● **DATASET RECORDS**:
:::

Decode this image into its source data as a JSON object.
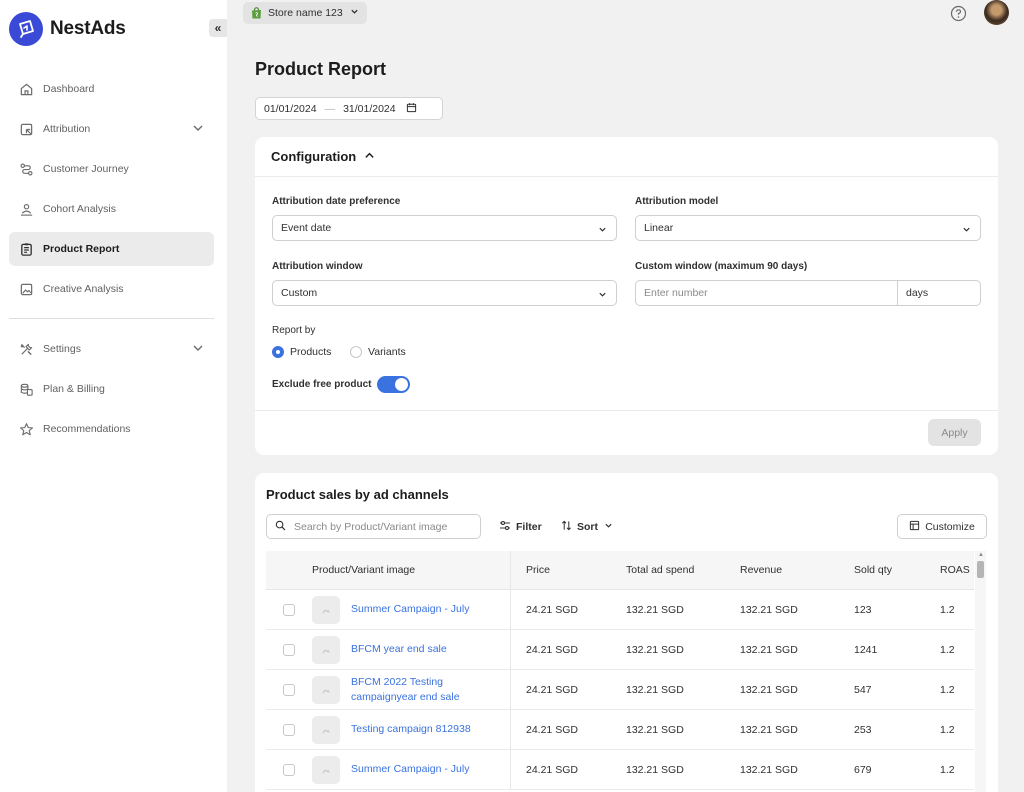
{
  "app": {
    "name": "NestAds"
  },
  "sidebar": {
    "items": [
      {
        "key": "dashboard",
        "label": "Dashboard",
        "icon": "home-icon"
      },
      {
        "key": "attribution",
        "label": "Attribution",
        "icon": "attribution-icon",
        "expandable": true
      },
      {
        "key": "customer-journey",
        "label": "Customer Journey",
        "icon": "journey-icon"
      },
      {
        "key": "cohort-analysis",
        "label": "Cohort Analysis",
        "icon": "cohort-icon"
      },
      {
        "key": "product-report",
        "label": "Product Report",
        "icon": "report-icon",
        "active": true
      },
      {
        "key": "creative-analysis",
        "label": "Creative Analysis",
        "icon": "image-icon"
      }
    ],
    "secondary": [
      {
        "key": "settings",
        "label": "Settings",
        "icon": "tools-icon",
        "expandable": true
      },
      {
        "key": "plan-billing",
        "label": "Plan & Billing",
        "icon": "billing-icon"
      },
      {
        "key": "recommendations",
        "label": "Recommendations",
        "icon": "star-icon"
      }
    ]
  },
  "topbar": {
    "store_name": "Store name 123"
  },
  "page": {
    "title": "Product Report",
    "date_start": "01/01/2024",
    "date_separator": "—",
    "date_end": "31/01/2024"
  },
  "config": {
    "title": "Configuration",
    "date_pref_label": "Attribution date preference",
    "date_pref_value": "Event date",
    "model_label": "Attribution model",
    "model_value": "Linear",
    "window_label": "Attribution window",
    "window_value": "Custom",
    "custom_window_label": "Custom window (maximum 90 days)",
    "custom_window_placeholder": "Enter number",
    "custom_window_suffix": "days",
    "report_by_label": "Report by",
    "report_by_options": [
      "Products",
      "Variants"
    ],
    "report_by_selected": "Products",
    "exclude_free_label": "Exclude free product",
    "exclude_free_on": true,
    "apply_label": "Apply"
  },
  "sales": {
    "title": "Product sales by ad channels",
    "search_placeholder": "Search by Product/Variant image",
    "filter_label": "Filter",
    "sort_label": "Sort",
    "customize_label": "Customize",
    "columns": [
      "Product/Variant image",
      "Price",
      "Total ad spend",
      "Revenue",
      "Sold qty",
      "ROAS"
    ],
    "rows": [
      {
        "name": "Summer Campaign - July",
        "price": "24.21 SGD",
        "spend": "132.21 SGD",
        "revenue": "132.21 SGD",
        "qty": "123",
        "roas": "1.2"
      },
      {
        "name": "BFCM year end sale",
        "price": "24.21 SGD",
        "spend": "132.21 SGD",
        "revenue": "132.21 SGD",
        "qty": "1241",
        "roas": "1.2"
      },
      {
        "name": "BFCM 2022 Testing campaignyear end sale",
        "price": "24.21 SGD",
        "spend": "132.21 SGD",
        "revenue": "132.21 SGD",
        "qty": "547",
        "roas": "1.2"
      },
      {
        "name": "Testing campaign 812938",
        "price": "24.21 SGD",
        "spend": "132.21 SGD",
        "revenue": "132.21 SGD",
        "qty": "253",
        "roas": "1.2"
      },
      {
        "name": "Summer Campaign - July",
        "price": "24.21 SGD",
        "spend": "132.21 SGD",
        "revenue": "132.21 SGD",
        "qty": "679",
        "roas": "1.2"
      }
    ]
  },
  "colors": {
    "accent": "#3a72e0",
    "brand": "#3a4ad6",
    "link": "#3a72e0"
  }
}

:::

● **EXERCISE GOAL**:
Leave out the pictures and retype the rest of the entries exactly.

● **YOUR SOLUTION**:
Decode this image into its source data as a JSON object.
{
  "app": {
    "name": "NestAds"
  },
  "sidebar": {
    "items": [
      {
        "key": "dashboard",
        "label": "Dashboard",
        "icon": "home-icon"
      },
      {
        "key": "attribution",
        "label": "Attribution",
        "icon": "attribution-icon",
        "expandable": true
      },
      {
        "key": "customer-journey",
        "label": "Customer Journey",
        "icon": "journey-icon"
      },
      {
        "key": "cohort-analysis",
        "label": "Cohort Analysis",
        "icon": "cohort-icon"
      },
      {
        "key": "product-report",
        "label": "Product Report",
        "icon": "report-icon",
        "active": true
      },
      {
        "key": "creative-analysis",
        "label": "Creative Analysis",
        "icon": "image-icon"
      }
    ],
    "secondary": [
      {
        "key": "settings",
        "label": "Settings",
        "icon": "tools-icon",
        "expandable": true
      },
      {
        "key": "plan-billing",
        "label": "Plan & Billing",
        "icon": "billing-icon"
      },
      {
        "key": "recommendations",
        "label": "Recommendations",
        "icon": "star-icon"
      }
    ]
  },
  "topbar": {
    "store_name": "Store name 123"
  },
  "page": {
    "title": "Product Report",
    "date_start": "01/01/2024",
    "date_separator": "—",
    "date_end": "31/01/2024"
  },
  "config": {
    "title": "Configuration",
    "date_pref_label": "Attribution date preference",
    "date_pref_value": "Event date",
    "model_label": "Attribution model",
    "model_value": "Linear",
    "window_label": "Attribution window",
    "window_value": "Custom",
    "custom_window_label": "Custom window (maximum 90 days)",
    "custom_window_placeholder": "Enter number",
    "custom_window_suffix": "days",
    "report_by_label": "Report by",
    "report_by_options": [
      "Products",
      "Variants"
    ],
    "report_by_selected": "Products",
    "exclude_free_label": "Exclude free product",
    "exclude_free_on": true,
    "apply_label": "Apply"
  },
  "sales": {
    "title": "Product sales by ad channels",
    "search_placeholder": "Search by Product/Variant image",
    "filter_label": "Filter",
    "sort_label": "Sort",
    "customize_label": "Customize",
    "columns": [
      "Product/Variant image",
      "Price",
      "Total ad spend",
      "Revenue",
      "Sold qty",
      "ROAS"
    ],
    "rows": [
      {
        "name": "Summer Campaign - July",
        "price": "24.21 SGD",
        "spend": "132.21 SGD",
        "revenue": "132.21 SGD",
        "qty": "123",
        "roas": "1.2"
      },
      {
        "name": "BFCM year end sale",
        "price": "24.21 SGD",
        "spend": "132.21 SGD",
        "revenue": "132.21 SGD",
        "qty": "1241",
        "roas": "1.2"
      },
      {
        "name": "BFCM 2022 Testing campaignyear end sale",
        "price": "24.21 SGD",
        "spend": "132.21 SGD",
        "revenue": "132.21 SGD",
        "qty": "547",
        "roas": "1.2"
      },
      {
        "name": "Testing campaign 812938",
        "price": "24.21 SGD",
        "spend": "132.21 SGD",
        "revenue": "132.21 SGD",
        "qty": "253",
        "roas": "1.2"
      },
      {
        "name": "Summer Campaign - July",
        "price": "24.21 SGD",
        "spend": "132.21 SGD",
        "revenue": "132.21 SGD",
        "qty": "679",
        "roas": "1.2"
      }
    ]
  },
  "colors": {
    "accent": "#3a72e0",
    "brand": "#3a4ad6",
    "link": "#3a72e0"
  }
}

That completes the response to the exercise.